Marchiori, M., “The Platform for Privacy Preferences 1.0 (P3P1.0) Specification”, World Wide Web Consortium Recommendation REC-P3P-20020416, April 2002, <http://www.w3.org/TR/2002/REC-P3P-20020416>.
[REFERRER-POLICY]
Eisinger, J. and E. Stark, “Referrer Policy”, World Wide Web Consortium CR CR-referrer-policy-20170126, January 2017, <https://www.w3.org/TR/2017/CR-referrer-policy-20170126>.
[RFC4918]
Dusseault, L., Ed., “HTTP Extensions for Web Distributed Authoring and Versioning (WebDAV)”, RFC 4918, DOI 10.17487/RFC4918, June 2007, <https://www.rfc-editor.org/info/rfc4918>.
[RFC5785]
Nottingham, M. and E. Hammer-Lahav, “Defining Well-Known Uniform Resource Identifiers (URIs)”, RFC 5785, DOI 10.17487/RFC5785, April 2010, <https://www.rfc-editor.org/info/rfc5785>.
[RFC6265]
Barth, A., “HTTP State Management Mechanism”, RFC 6265, DOI 10.17487/RFC6265, April 2011, <https://www.rfc-editor.org/info/rfc6265>.
[RFC7231]
Fielding, R., Ed. and J. Reschke, Ed., “Hypertext Transfer Protocol (HTTP/1.1): Semantics and Content”, RFC 7231, DOI 10.17487/RFC7231, June 2014, <https://www.rfc-editor.org/info/rfc7231>.
[RFC7320]
Nottingham, M., “URI Design and Ownership”, BCP 190, RFC 7320, DOI 10.17487/RFC7320, July 2014, <https://www.rfc-editor.org/info/rfc7320>.
[WEBSTORAGE]
Hickson, I., “Web Storage (Second Edition)”, World Wide Web Consortium Recommendation REC-webstorage-20160419, April 2016, <http://www.w3.org/TR/2016/REC-webstorage-20160419>.

A. Frequently Asked Questions

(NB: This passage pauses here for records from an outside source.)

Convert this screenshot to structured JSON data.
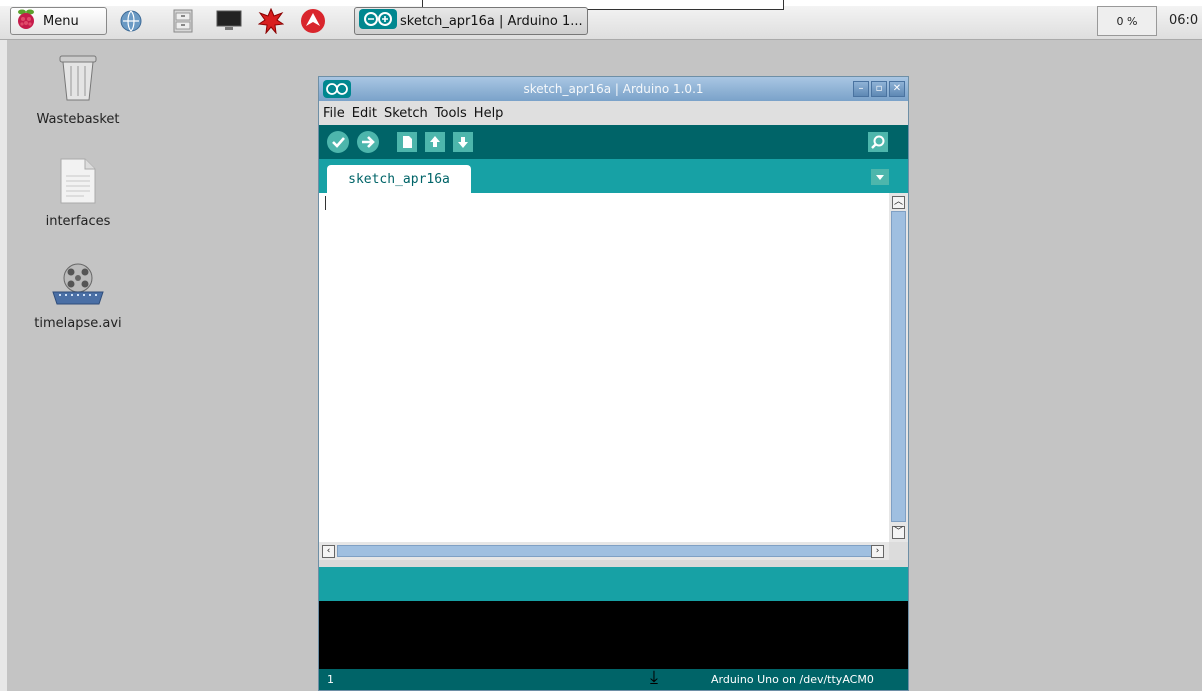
{
  "taskbar": {
    "menu_label": "Menu",
    "launchers": [
      "raspberry-icon",
      "globe-icon",
      "file-manager-icon",
      "terminal-icon",
      "burst-icon",
      "wolfram-icon"
    ],
    "task_label": "sketch_apr16a | Arduino 1...",
    "cpu": "0 %",
    "clock": "06:0"
  },
  "desktop": {
    "icons": [
      {
        "label": "Wastebasket",
        "icon": "trash-icon"
      },
      {
        "label": "interfaces",
        "icon": "text-file-icon"
      },
      {
        "label": "timelapse.avi",
        "icon": "video-file-icon"
      }
    ]
  },
  "window": {
    "title": "sketch_apr16a | Arduino 1.0.1",
    "menu": [
      "File",
      "Edit",
      "Sketch",
      "Tools",
      "Help"
    ],
    "tab": "sketch_apr16a",
    "line_number": "1",
    "board_status": "Arduino Uno on /dev/ttyACM0"
  },
  "colors": {
    "toolbar": "#006468",
    "tab_row": "#17a1a5",
    "button": "#4db6ac",
    "titlebar": "#7aa2c9"
  }
}
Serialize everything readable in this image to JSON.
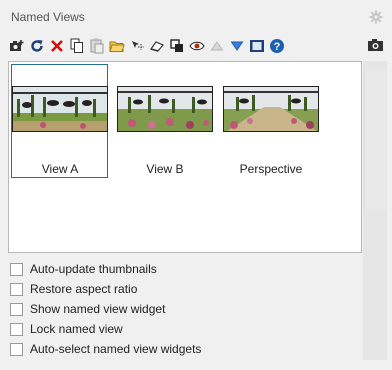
{
  "panel": {
    "title": "Named Views"
  },
  "toolbar": {
    "buttons": [
      {
        "icon": "camera-add-icon"
      },
      {
        "icon": "refresh-icon"
      },
      {
        "icon": "delete-x-icon"
      },
      {
        "icon": "copy-icon"
      },
      {
        "icon": "paste-icon"
      },
      {
        "icon": "open-folder-icon"
      },
      {
        "icon": "select-icon"
      },
      {
        "icon": "view-perspective-icon"
      },
      {
        "icon": "layers-icon"
      },
      {
        "icon": "eye-icon"
      },
      {
        "icon": "move-up-icon"
      },
      {
        "icon": "move-down-icon"
      },
      {
        "icon": "film-icon"
      },
      {
        "icon": "help-icon"
      }
    ]
  },
  "views": [
    {
      "label": "View A",
      "selected": true
    },
    {
      "label": "View B",
      "selected": false
    },
    {
      "label": "Perspective",
      "selected": false
    }
  ],
  "options": [
    {
      "label": "Auto-update thumbnails",
      "checked": false
    },
    {
      "label": "Restore aspect ratio",
      "checked": false
    },
    {
      "label": "Show named view widget",
      "checked": false
    },
    {
      "label": "Lock named view",
      "checked": false
    },
    {
      "label": "Auto-select named view widgets",
      "checked": false
    }
  ],
  "colors": {
    "accent_red": "#d01010",
    "accent_blue": "#1d5fb0",
    "selection_border": "#2b6d8c"
  }
}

Aren’t well-known locations bad for the Web?
They are, but for various reasons – both technical and social – they are sometimes necessary. This memo defines a “sandbox” for them, to reduce the risks of collision and to minimise the impact upon pre-existing URIs on sites.
Why /.well-known?
It’s short, descriptive, and according to search indices, not widely used.
What impact does this have on existing mechanisms, such as P3P and robots.txt?
None, until they choose to use this mechanism.
Why aren’t per-directory well-known locations defined?
Allowing every URI path segment to have a well-known location (e.g., “/images/.well-known/”) would increase the risks of colliding with a pre-existing URI on a site, and generally these solutions are found not to scale well, because they’re too “chatty”.

B. Changes from RFC5785

  • Allow non-Web well-known locations
  • Adjust IANA instructions
  • Update references
  • Various other clarifications
  • Add “ws” and “wss” schemes

Author's Address

Mark Nottingham
EMail: mnot@mnot.net
URI: https://www.mnot.net/